■ **Source material**
Segment Open
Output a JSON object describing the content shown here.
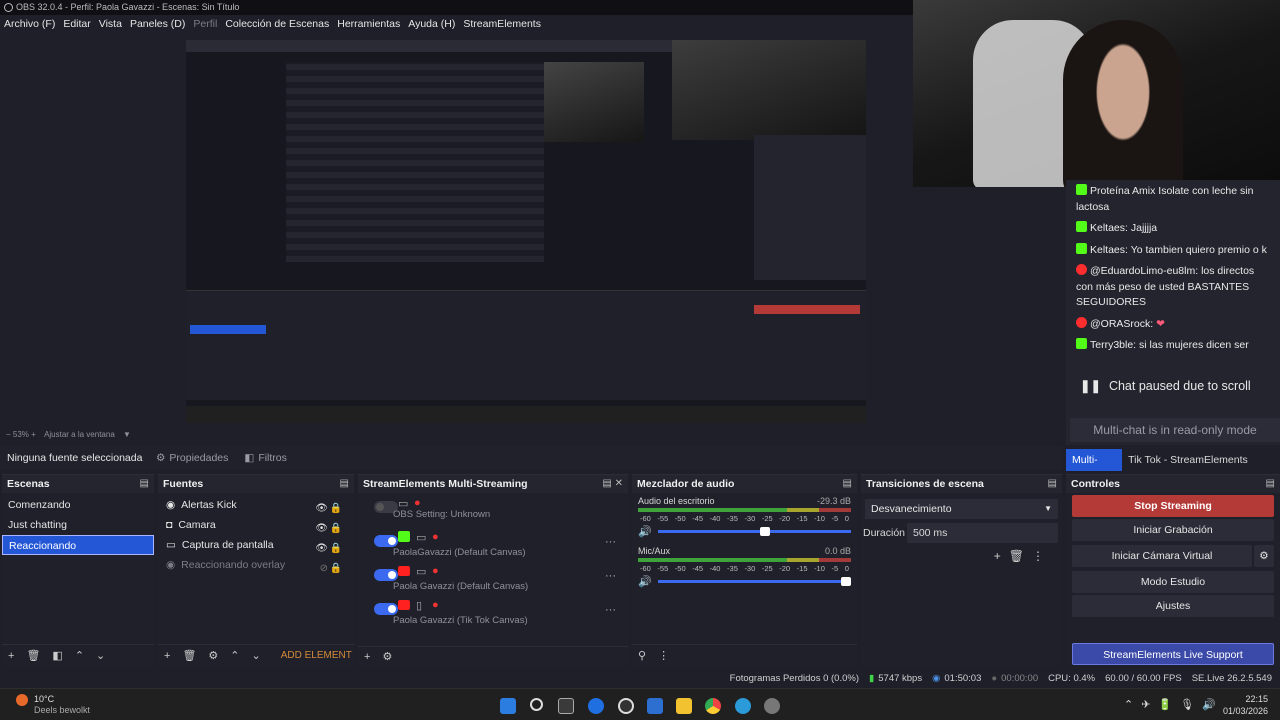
{
  "window": {
    "title": "OBS 32.0.4 - Perfil: Paola Gavazzi - Escenas: Sin Título"
  },
  "menu": [
    "Archivo (F)",
    "Editar",
    "Vista",
    "Paneles (D)",
    "Perfil",
    "Colección de Escenas",
    "Herramientas",
    "Ayuda (H)",
    "StreamElements"
  ],
  "chat": {
    "messages": [
      {
        "user": "",
        "text": "Proteína Amix Isolate con leche sin lactosa",
        "platform": "kick"
      },
      {
        "user": "Keltaes:",
        "text": "Jajjjja",
        "platform": "kick"
      },
      {
        "user": "Keltaes:",
        "text": "Yo tambien quiero premio o k",
        "platform": "kick"
      },
      {
        "user": "@EduardoLimo-eu8lm:",
        "text": "los directos con más peso de usted BASTANTES SEGUIDORES",
        "platform": "youtube"
      },
      {
        "user": "@ORASrock:",
        "text": "",
        "platform": "youtube"
      },
      {
        "user": "Terry3ble:",
        "text": "si las mujeres dicen ser",
        "platform": "kick"
      }
    ],
    "paused": "Chat paused due to scroll",
    "readonly": "Multi-chat is in read-only mode",
    "tabs": [
      "Multi-Chat",
      "Tik Tok - StreamElements Canvas"
    ]
  },
  "zoom": {
    "level": "53%",
    "fit": "Ajustar a la ventana"
  },
  "source_bar": {
    "none": "Ninguna fuente seleccionada",
    "properties": "Propiedades",
    "filters": "Filtros"
  },
  "scenes": {
    "title": "Escenas",
    "items": [
      "Comenzando",
      "Just chatting",
      "Reaccionando"
    ],
    "selected": 2
  },
  "sources": {
    "title": "Fuentes",
    "items": [
      {
        "name": "Alertas Kick",
        "visible": true
      },
      {
        "name": "Camara",
        "visible": true
      },
      {
        "name": "Captura de pantalla",
        "visible": true
      },
      {
        "name": "Reaccionando overlay",
        "visible": false
      }
    ],
    "add_element": "ADD ELEMENT"
  },
  "multistream": {
    "title": "StreamElements Multi-Streaming",
    "rows": [
      {
        "label": "OBS Setting: Unknown",
        "enabled": false
      },
      {
        "label": "PaolaGavazzi (Default Canvas)",
        "enabled": true
      },
      {
        "label": "Paola Gavazzi (Default Canvas)",
        "enabled": true
      },
      {
        "label": "Paola Gavazzi (Tik Tok Canvas)",
        "enabled": true
      }
    ]
  },
  "mixer": {
    "title": "Mezclador de audio",
    "channels": [
      {
        "name": "Audio del escritorio",
        "db": "-29.3 dB",
        "level": 0.58
      },
      {
        "name": "Mic/Aux",
        "db": "0.0 dB",
        "level": 1.0
      }
    ],
    "ticks": [
      "-60",
      "-55",
      "-50",
      "-45",
      "-40",
      "-35",
      "-30",
      "-25",
      "-20",
      "-15",
      "-10",
      "-5",
      "0"
    ]
  },
  "transitions": {
    "title": "Transiciones de escena",
    "selected": "Desvanecimiento",
    "duration_label": "Duración",
    "duration": "500 ms"
  },
  "controls": {
    "title": "Controles",
    "stop": "Stop Streaming",
    "record": "Iniciar Grabación",
    "virtualcam": "Iniciar Cámara Virtual",
    "studio": "Modo Estudio",
    "settings": "Ajustes",
    "support": "StreamElements Live Support"
  },
  "status": {
    "dropped": "Fotogramas Perdidos 0 (0.0%)",
    "kbps": "5747 kbps",
    "live": "01:50:03",
    "rec": "00:00:00",
    "cpu": "CPU: 0.4%",
    "fps": "60.00 / 60.00 FPS",
    "version": "SE.Live 26.2.5.549"
  },
  "taskbar": {
    "temp": "10°C",
    "weather": "Deels bewolkt",
    "time": "22:15",
    "date": "01/03/2026"
  }
}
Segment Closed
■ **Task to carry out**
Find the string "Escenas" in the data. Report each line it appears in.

■ **Result of this exercise**
    "title": "OBS 32.0.4 - Perfil: Paola Gavazzi - Escenas: Sin Título"
    "Colección de Escenas",
    "title": "Escenas",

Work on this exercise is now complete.